*The input*:
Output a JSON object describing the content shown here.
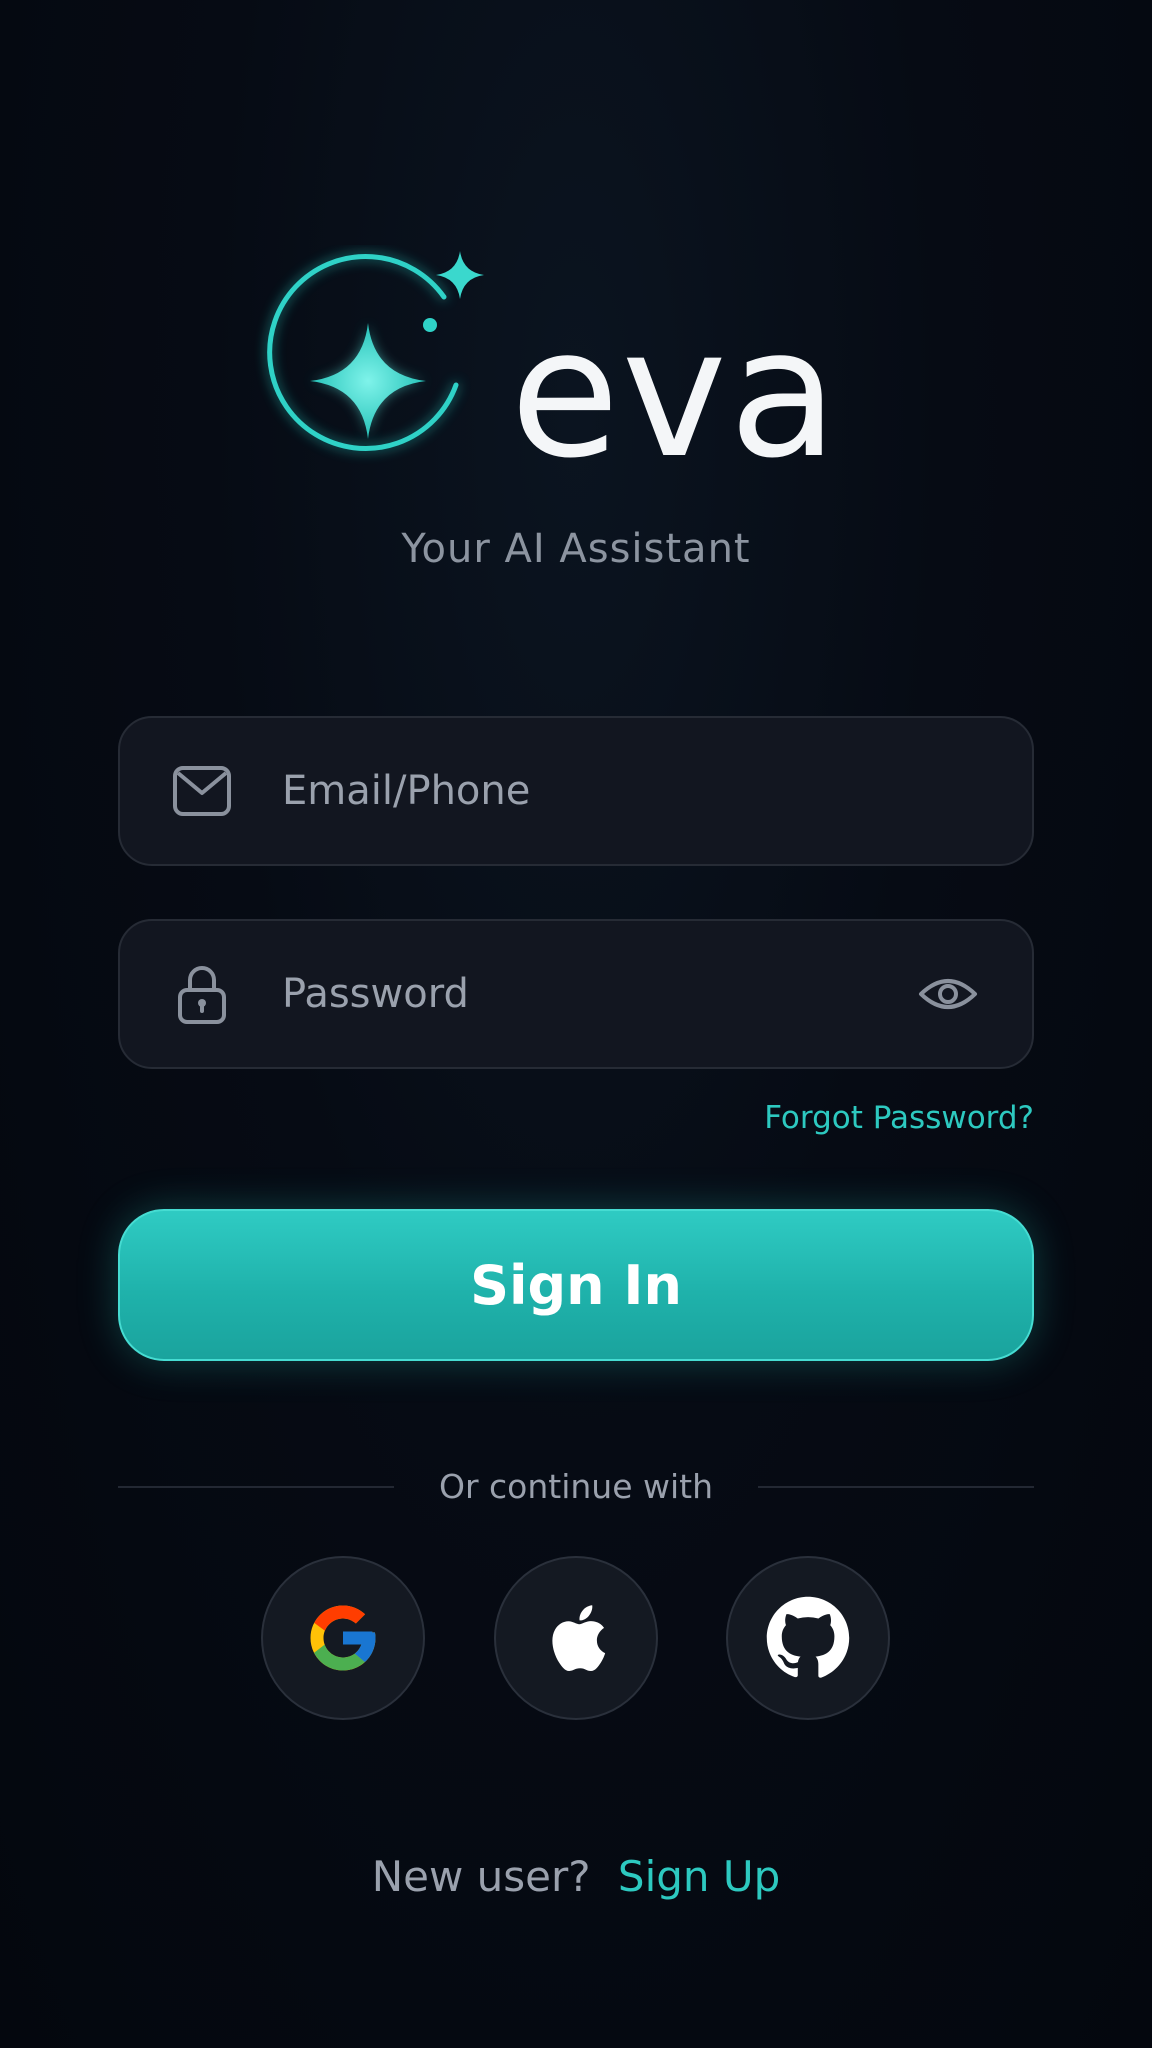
{
  "brand": {
    "name": "eva",
    "tagline": "Your AI Assistant",
    "accent_color": "#2dc9c0",
    "logo_icon": "sparkle-orbit-icon"
  },
  "form": {
    "email": {
      "placeholder": "Email/Phone",
      "value": "",
      "icon": "mail-icon"
    },
    "password": {
      "placeholder": "Password",
      "value": "",
      "icon": "lock-icon",
      "toggle_icon": "eye-icon"
    },
    "forgot_password_label": "Forgot Password?",
    "submit_label": "Sign In"
  },
  "social": {
    "divider_label": "Or continue with",
    "providers": [
      {
        "name": "Google",
        "icon": "google-icon"
      },
      {
        "name": "Apple",
        "icon": "apple-icon"
      },
      {
        "name": "GitHub",
        "icon": "github-icon"
      }
    ]
  },
  "footer": {
    "prompt": "New user?",
    "link_label": "Sign Up"
  }
}
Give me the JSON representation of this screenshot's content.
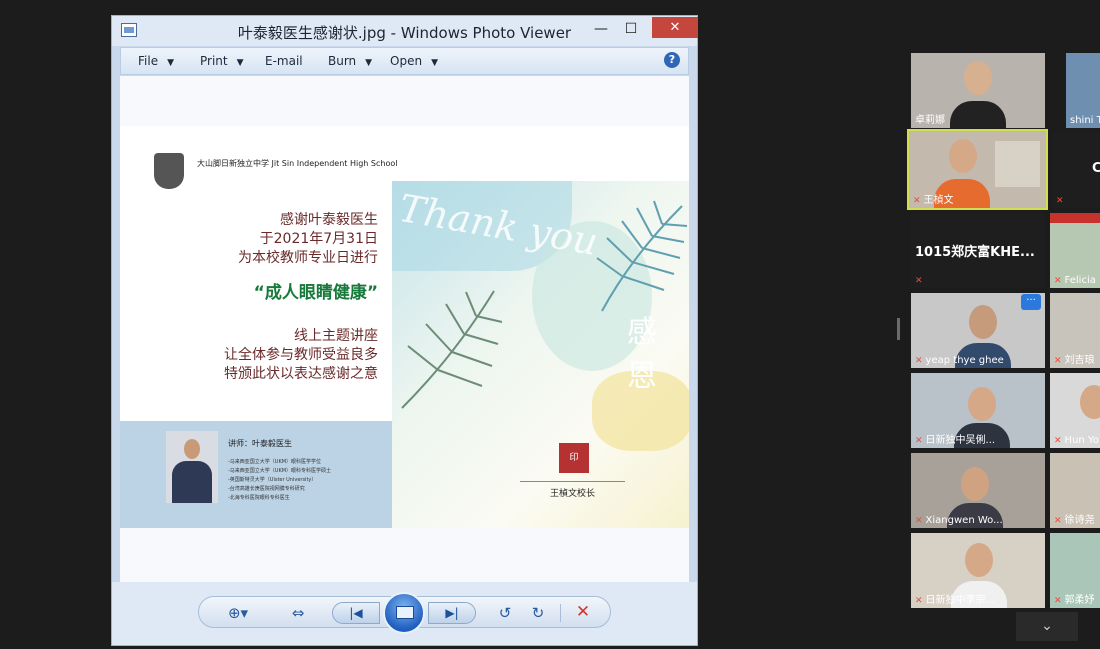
{
  "window": {
    "title": "叶泰毅医生感谢状.jpg - Windows Photo Viewer",
    "minimize": "—",
    "maximize": "☐",
    "close": "✕"
  },
  "toolbar": {
    "file": "File",
    "print": "Print",
    "email": "E-mail",
    "burn": "Burn",
    "open": "Open",
    "help": "?"
  },
  "certificate": {
    "school_name": "大山脚日新独立中学  Jit Sin Independent High School",
    "thanks_to": "感谢叶泰毅医生",
    "date_line": "于2021年7月31日",
    "purpose_line": "为本校教师专业日进行",
    "topic": "“成人眼睛健康”",
    "online_line": "线上主题讲座",
    "benefit_line": "让全体参与教师受益良多",
    "gratitude_line": "特颁此状以表达感谢之意",
    "script_text": "Thank you",
    "gan_en": "感恩",
    "seal_text": "印",
    "principal": "王楨文校长",
    "speaker_name": "讲师：叶泰毅医生",
    "credentials": [
      "-马来西亚国立大学（UKM）眼科医学学位",
      "-马来西亚国立大学（UKM）眼科专科医学硕士",
      "-英国斯特灵大学（Ulster University）",
      "-台湾高雄长庚医院视网膜专科研究",
      "-北海专科医院眼科专科医生"
    ]
  },
  "controls": {
    "zoom": "⊕▾",
    "fit": "⇔",
    "prev": "|◀",
    "next": "▶|",
    "rotate_ccw": "↺",
    "rotate_cw": "↻",
    "delete": "✕"
  },
  "participants": [
    {
      "name": "卓莉娜"
    },
    {
      "name": "shini Ta"
    },
    {
      "name": "王楨文"
    },
    {
      "name": "C"
    },
    {
      "name": "1015郑庆富KHE..."
    },
    {
      "name": "Felicia"
    },
    {
      "name": "yeap thye ghee"
    },
    {
      "name": "刘吉琅"
    },
    {
      "name": "日新独中吴俐..."
    },
    {
      "name": "Hun Yo"
    },
    {
      "name": "Xiangwen Wo..."
    },
    {
      "name": "徐诗尧"
    },
    {
      "name": "日新独中李宗..."
    },
    {
      "name": "郭柔妤"
    }
  ],
  "ui": {
    "more": "···",
    "scroll_down": "⌄",
    "mic_muted_icon": "mic-off-icon"
  }
}
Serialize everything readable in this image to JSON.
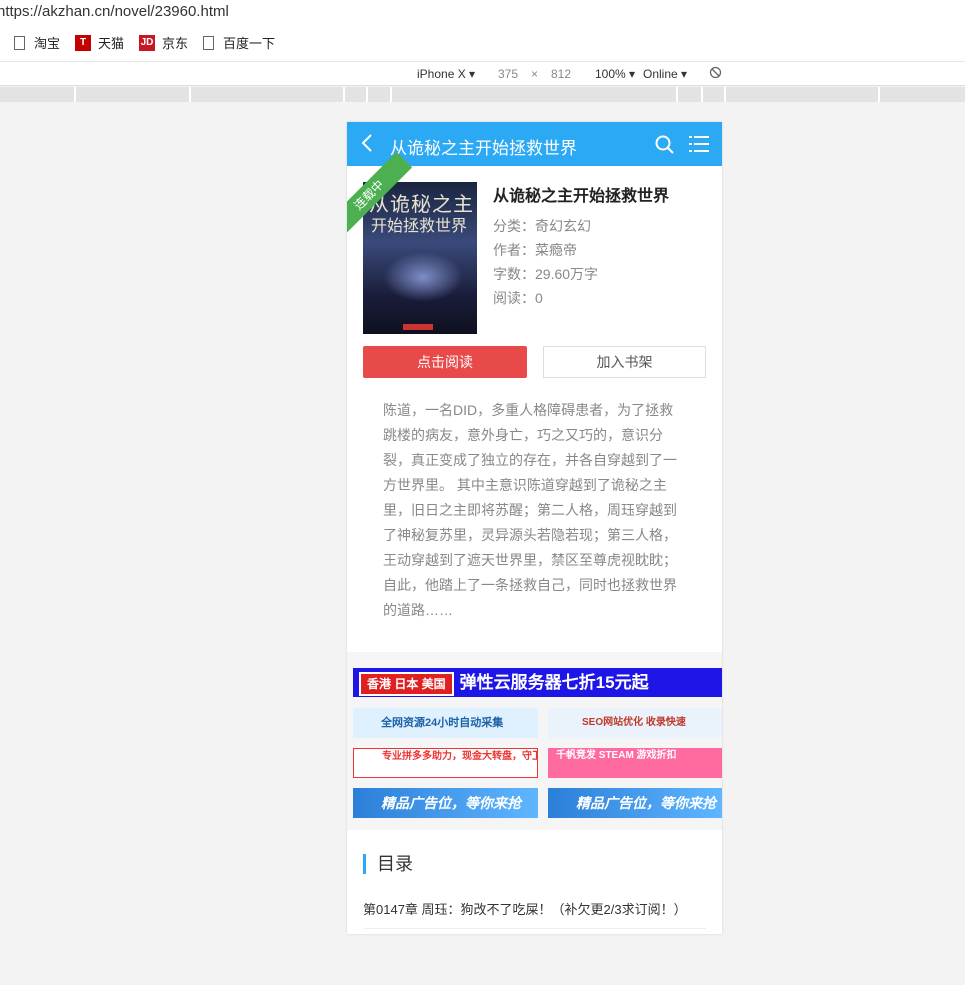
{
  "browser": {
    "url": "https://akzhan.cn/novel/23960.html",
    "bookmarks": [
      {
        "label": "淘宝",
        "icon": "page-icon"
      },
      {
        "label": "天猫",
        "icon": "tmall-icon"
      },
      {
        "label": "京东",
        "icon": "jd-icon"
      },
      {
        "label": "百度一下",
        "icon": "page-icon"
      }
    ],
    "devtools": {
      "device": "iPhone X",
      "width": "375",
      "times": "×",
      "height": "812",
      "zoom": "100%",
      "network": "Online"
    }
  },
  "header": {
    "title": "从诡秘之主开始拯救世界"
  },
  "book": {
    "ribbon": "连载中",
    "cover_title_1": "从诡秘之主",
    "cover_title_2": "开始拯救世界",
    "name": "从诡秘之主开始拯救世界",
    "category": "分类：奇幻玄幻",
    "author": "作者：菜瘾帝",
    "words": "字数：29.60万字",
    "reads": "阅读：0"
  },
  "buttons": {
    "read": "点击阅读",
    "shelf": "加入书架"
  },
  "intro": "陈道，一名DID，多重人格障碍患者，为了拯救跳楼的病友，意外身亡，巧之又巧的，意识分裂，真正变成了独立的存在，并各自穿越到了一方世界里。 其中主意识陈道穿越到了诡秘之主里，旧日之主即将苏醒；第二人格，周珏穿越到了神秘复苏里，灵异源头若隐若现；第三人格，王动穿越到了遮天世界里，禁区至尊虎视眈眈；自此，他踏上了一条拯救自己，同时也拯救世界的道路……",
  "ads": {
    "top_tag": "香港 日本 美国",
    "top_text": "弹性云服务器七折15元起",
    "a1": "全网资源24小时自动采集",
    "a2": "SEO网站优化 收录快速",
    "b1": "专业拼多多助力，现金大转盘，守卫现金",
    "b2": "千帆竞发 STEAM 游戏折扣",
    "c1": "精品广告位，等你来抢",
    "c2": "精品广告位，等你来抢"
  },
  "toc": {
    "title": "目录",
    "latest": "第0147章 周珏：狗改不了吃屎！（补欠更2/3求订阅！）"
  }
}
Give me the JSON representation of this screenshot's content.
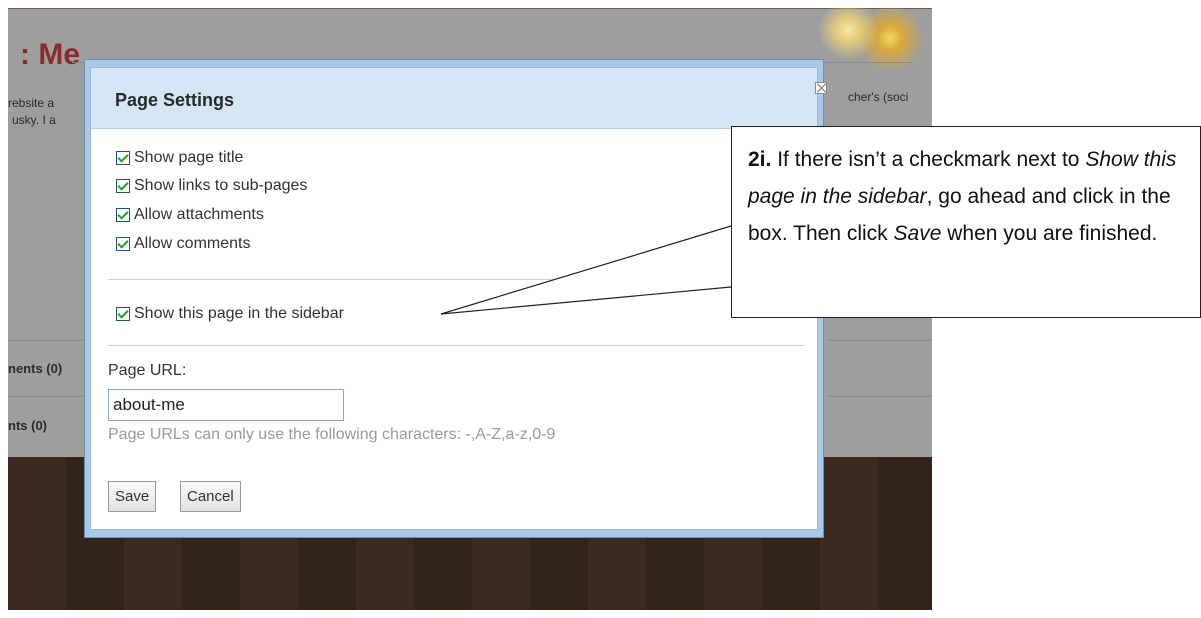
{
  "background_page": {
    "title_fragment": ": Me",
    "text_lines": [
      "rebsite a",
      "usky. I a"
    ],
    "right_text": "cher's (soci",
    "links": [
      "nents (0)",
      "nts (0)"
    ]
  },
  "dialog": {
    "title": "Page Settings",
    "close_label": "×",
    "options": [
      {
        "label": "Show page title",
        "checked": true
      },
      {
        "label": "Show links to sub-pages",
        "checked": true
      },
      {
        "label": "Allow attachments",
        "checked": true
      },
      {
        "label": "Allow comments",
        "checked": true
      }
    ],
    "sidebar_option": {
      "label": "Show this page in the sidebar",
      "checked": true
    },
    "url_label": "Page URL:",
    "url_value": "about-me",
    "url_hint": "Page URLs can only use the following characters: -,A-Z,a-z,0-9",
    "save_label": "Save",
    "cancel_label": "Cancel"
  },
  "callout": {
    "step": "2i.",
    "text_1": " If there isn’t a checkmark next to ",
    "italic_1": "Show this page in the sidebar",
    "text_2": ", go ahead and click in the box. Then click ",
    "italic_2": "Save",
    "text_3": " when you are finished."
  },
  "colors": {
    "page_title": "#8b2a2a",
    "dialog_header": "#d7e6f7",
    "checkmark": "#21a121"
  }
}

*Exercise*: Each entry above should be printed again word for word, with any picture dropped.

*Response*:
Output a JSON object describing the content shown here.
{
  "brand": {
    "name": "eva",
    "tagline": "Your AI Assistant",
    "accent_color": "#2dc9c0",
    "logo_icon": "sparkle-orbit-icon"
  },
  "form": {
    "email": {
      "placeholder": "Email/Phone",
      "value": "",
      "icon": "mail-icon"
    },
    "password": {
      "placeholder": "Password",
      "value": "",
      "icon": "lock-icon",
      "toggle_icon": "eye-icon"
    },
    "forgot_password_label": "Forgot Password?",
    "submit_label": "Sign In"
  },
  "social": {
    "divider_label": "Or continue with",
    "providers": [
      {
        "name": "Google",
        "icon": "google-icon"
      },
      {
        "name": "Apple",
        "icon": "apple-icon"
      },
      {
        "name": "GitHub",
        "icon": "github-icon"
      }
    ]
  },
  "footer": {
    "prompt": "New user?",
    "link_label": "Sign Up"
  }
}
Give me the JSON representation of this screenshot's content.
{
  "window": {
    "title": "叶泰毅医生感谢状.jpg - Windows Photo Viewer",
    "minimize": "—",
    "maximize": "☐",
    "close": "✕"
  },
  "toolbar": {
    "file": "File",
    "print": "Print",
    "email": "E-mail",
    "burn": "Burn",
    "open": "Open",
    "help": "?"
  },
  "certificate": {
    "school_name": "大山脚日新独立中学  Jit Sin Independent High School",
    "thanks_to": "感谢叶泰毅医生",
    "date_line": "于2021年7月31日",
    "purpose_line": "为本校教师专业日进行",
    "topic": "“成人眼睛健康”",
    "online_line": "线上主题讲座",
    "benefit_line": "让全体参与教师受益良多",
    "gratitude_line": "特颁此状以表达感谢之意",
    "script_text": "Thank you",
    "gan_en": "感恩",
    "seal_text": "印",
    "principal": "王楨文校长",
    "speaker_name": "讲师：叶泰毅医生",
    "credentials": [
      "-马来西亚国立大学（UKM）眼科医学学位",
      "-马来西亚国立大学（UKM）眼科专科医学硕士",
      "-英国斯特灵大学（Ulster University）",
      "-台湾高雄长庚医院视网膜专科研究",
      "-北海专科医院眼科专科医生"
    ]
  },
  "controls": {
    "zoom": "⊕▾",
    "fit": "⇔",
    "prev": "|◀",
    "next": "▶|",
    "rotate_ccw": "↺",
    "rotate_cw": "↻",
    "delete": "✕"
  },
  "participants": [
    {
      "name": "卓莉娜"
    },
    {
      "name": "shini Ta"
    },
    {
      "name": "王楨文"
    },
    {
      "name": "C"
    },
    {
      "name": "1015郑庆富KHE..."
    },
    {
      "name": "Felicia"
    },
    {
      "name": "yeap thye ghee"
    },
    {
      "name": "刘吉琅"
    },
    {
      "name": "日新独中吴俐..."
    },
    {
      "name": "Hun Yo"
    },
    {
      "name": "Xiangwen Wo..."
    },
    {
      "name": "徐诗尧"
    },
    {
      "name": "日新独中李宗..."
    },
    {
      "name": "郭柔妤"
    }
  ],
  "ui": {
    "more": "···",
    "scroll_down": "⌄",
    "mic_muted_icon": "mic-off-icon"
  }
}
Serialize everything readable in this image to JSON.
{
  "browser": {
    "url": "https://akzhan.cn/novel/23960.html",
    "bookmarks": [
      {
        "label": "淘宝",
        "icon": "page-icon"
      },
      {
        "label": "天猫",
        "icon": "tmall-icon"
      },
      {
        "label": "京东",
        "icon": "jd-icon"
      },
      {
        "label": "百度一下",
        "icon": "page-icon"
      }
    ],
    "devtools": {
      "device": "iPhone X",
      "width": "375",
      "times": "×",
      "height": "812",
      "zoom": "100%",
      "network": "Online"
    }
  },
  "header": {
    "title": "从诡秘之主开始拯救世界"
  },
  "book": {
    "ribbon": "连载中",
    "cover_title_1": "从诡秘之主",
    "cover_title_2": "开始拯救世界",
    "name": "从诡秘之主开始拯救世界",
    "category": "分类：奇幻玄幻",
    "author": "作者：菜瘾帝",
    "words": "字数：29.60万字",
    "reads": "阅读：0"
  },
  "buttons": {
    "read": "点击阅读",
    "shelf": "加入书架"
  },
  "intro": "陈道，一名DID，多重人格障碍患者，为了拯救跳楼的病友，意外身亡，巧之又巧的，意识分裂，真正变成了独立的存在，并各自穿越到了一方世界里。 其中主意识陈道穿越到了诡秘之主里，旧日之主即将苏醒；第二人格，周珏穿越到了神秘复苏里，灵异源头若隐若现；第三人格，王动穿越到了遮天世界里，禁区至尊虎视眈眈；自此，他踏上了一条拯救自己，同时也拯救世界的道路……",
  "ads": {
    "top_tag": "香港 日本 美国",
    "top_text": "弹性云服务器七折15元起",
    "a1": "全网资源24小时自动采集",
    "a2": "SEO网站优化 收录快速",
    "b1": "专业拼多多助力，现金大转盘，守卫现金",
    "b2": "千帆竞发 STEAM 游戏折扣",
    "c1": "精品广告位，等你来抢",
    "c2": "精品广告位，等你来抢"
  },
  "toc": {
    "title": "目录",
    "latest": "第0147章 周珏：狗改不了吃屎！（补欠更2/3求订阅！）"
  }
}
Give me the JSON representation of this screenshot's content.
{
  "background_page": {
    "title_fragment": ": Me",
    "text_lines": [
      "rebsite a",
      "usky. I a"
    ],
    "right_text": "cher's (soci",
    "links": [
      "nents (0)",
      "nts (0)"
    ]
  },
  "dialog": {
    "title": "Page Settings",
    "close_label": "×",
    "options": [
      {
        "label": "Show page title",
        "checked": true
      },
      {
        "label": "Show links to sub-pages",
        "checked": true
      },
      {
        "label": "Allow attachments",
        "checked": true
      },
      {
        "label": "Allow comments",
        "checked": true
      }
    ],
    "sidebar_option": {
      "label": "Show this page in the sidebar",
      "checked": true
    },
    "url_label": "Page URL:",
    "url_value": "about-me",
    "url_hint": "Page URLs can only use the following characters: -,A-Z,a-z,0-9",
    "save_label": "Save",
    "cancel_label": "Cancel"
  },
  "callout": {
    "step": "2i.",
    "text_1": " If there isn’t a checkmark next to ",
    "italic_1": "Show this page in the sidebar",
    "text_2": ", go ahead and click in the box. Then click ",
    "italic_2": "Save",
    "text_3": " when you are finished."
  },
  "colors": {
    "page_title": "#8b2a2a",
    "dialog_header": "#d7e6f7",
    "checkmark": "#21a121"
  }
}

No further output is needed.